Task requirements: Look through the material for lines with the word "this", and copy each one.

Content starts

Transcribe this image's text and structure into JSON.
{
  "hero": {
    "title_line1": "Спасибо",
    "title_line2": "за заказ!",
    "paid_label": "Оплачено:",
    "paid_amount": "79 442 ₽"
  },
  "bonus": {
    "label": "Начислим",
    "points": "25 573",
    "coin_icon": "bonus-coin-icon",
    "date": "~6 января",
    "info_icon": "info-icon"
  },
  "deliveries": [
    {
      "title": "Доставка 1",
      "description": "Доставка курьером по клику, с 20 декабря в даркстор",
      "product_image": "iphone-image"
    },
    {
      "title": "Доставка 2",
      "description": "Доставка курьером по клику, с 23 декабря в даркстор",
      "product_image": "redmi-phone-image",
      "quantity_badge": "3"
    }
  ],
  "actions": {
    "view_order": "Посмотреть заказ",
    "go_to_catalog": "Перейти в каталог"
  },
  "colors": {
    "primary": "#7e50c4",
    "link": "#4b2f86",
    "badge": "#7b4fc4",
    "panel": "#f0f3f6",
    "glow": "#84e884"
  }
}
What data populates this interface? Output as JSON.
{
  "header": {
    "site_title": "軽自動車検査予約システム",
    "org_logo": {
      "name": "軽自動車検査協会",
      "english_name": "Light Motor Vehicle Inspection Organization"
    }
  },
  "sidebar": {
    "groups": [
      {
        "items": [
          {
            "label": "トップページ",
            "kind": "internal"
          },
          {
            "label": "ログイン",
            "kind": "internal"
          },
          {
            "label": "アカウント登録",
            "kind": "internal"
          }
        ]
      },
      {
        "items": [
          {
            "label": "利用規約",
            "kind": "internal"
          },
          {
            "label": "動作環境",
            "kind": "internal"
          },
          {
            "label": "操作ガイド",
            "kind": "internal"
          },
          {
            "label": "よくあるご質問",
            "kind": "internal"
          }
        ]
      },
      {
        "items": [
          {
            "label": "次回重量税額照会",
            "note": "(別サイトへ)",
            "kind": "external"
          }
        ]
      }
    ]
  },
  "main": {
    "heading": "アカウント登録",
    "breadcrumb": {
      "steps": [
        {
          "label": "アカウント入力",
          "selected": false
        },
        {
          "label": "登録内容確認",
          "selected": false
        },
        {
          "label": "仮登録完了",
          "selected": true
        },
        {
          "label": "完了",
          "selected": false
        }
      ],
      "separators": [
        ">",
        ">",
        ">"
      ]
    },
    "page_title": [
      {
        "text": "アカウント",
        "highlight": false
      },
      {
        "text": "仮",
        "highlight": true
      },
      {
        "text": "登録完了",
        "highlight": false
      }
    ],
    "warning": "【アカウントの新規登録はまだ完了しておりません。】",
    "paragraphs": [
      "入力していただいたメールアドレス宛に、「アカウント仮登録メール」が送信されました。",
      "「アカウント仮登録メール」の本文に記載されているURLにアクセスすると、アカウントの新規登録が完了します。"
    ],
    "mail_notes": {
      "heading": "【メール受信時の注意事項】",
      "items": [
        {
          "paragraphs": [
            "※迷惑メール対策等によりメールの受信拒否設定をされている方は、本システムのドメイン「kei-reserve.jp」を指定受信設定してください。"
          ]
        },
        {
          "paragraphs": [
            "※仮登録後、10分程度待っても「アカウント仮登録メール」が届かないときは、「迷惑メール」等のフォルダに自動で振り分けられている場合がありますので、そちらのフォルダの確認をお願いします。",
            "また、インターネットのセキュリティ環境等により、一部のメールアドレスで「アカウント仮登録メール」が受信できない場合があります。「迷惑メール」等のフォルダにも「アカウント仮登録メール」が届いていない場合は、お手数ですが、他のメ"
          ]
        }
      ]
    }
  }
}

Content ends
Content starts

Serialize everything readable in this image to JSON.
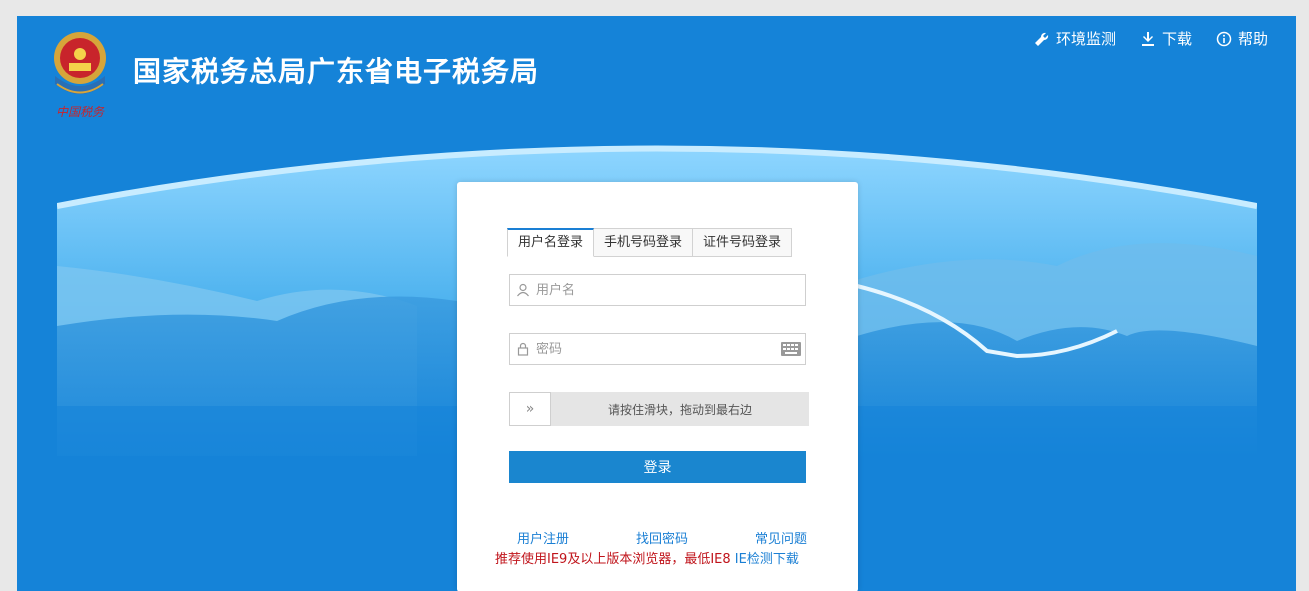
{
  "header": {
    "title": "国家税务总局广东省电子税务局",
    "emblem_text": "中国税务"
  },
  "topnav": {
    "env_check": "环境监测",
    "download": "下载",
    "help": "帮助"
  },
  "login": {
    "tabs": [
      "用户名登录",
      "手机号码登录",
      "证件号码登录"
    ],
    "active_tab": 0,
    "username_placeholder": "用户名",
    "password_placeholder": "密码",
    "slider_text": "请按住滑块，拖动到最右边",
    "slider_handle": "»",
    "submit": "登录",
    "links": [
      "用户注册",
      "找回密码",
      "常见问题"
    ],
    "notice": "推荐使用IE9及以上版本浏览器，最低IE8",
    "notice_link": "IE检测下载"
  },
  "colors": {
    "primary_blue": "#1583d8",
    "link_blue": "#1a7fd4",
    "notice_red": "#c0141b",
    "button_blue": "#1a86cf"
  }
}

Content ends

Solution to the exercise:
Transcribe this image's text and structure into JSON.
What data populates this interface? Output as JSON.
Serialize everything readable in this image to JSON.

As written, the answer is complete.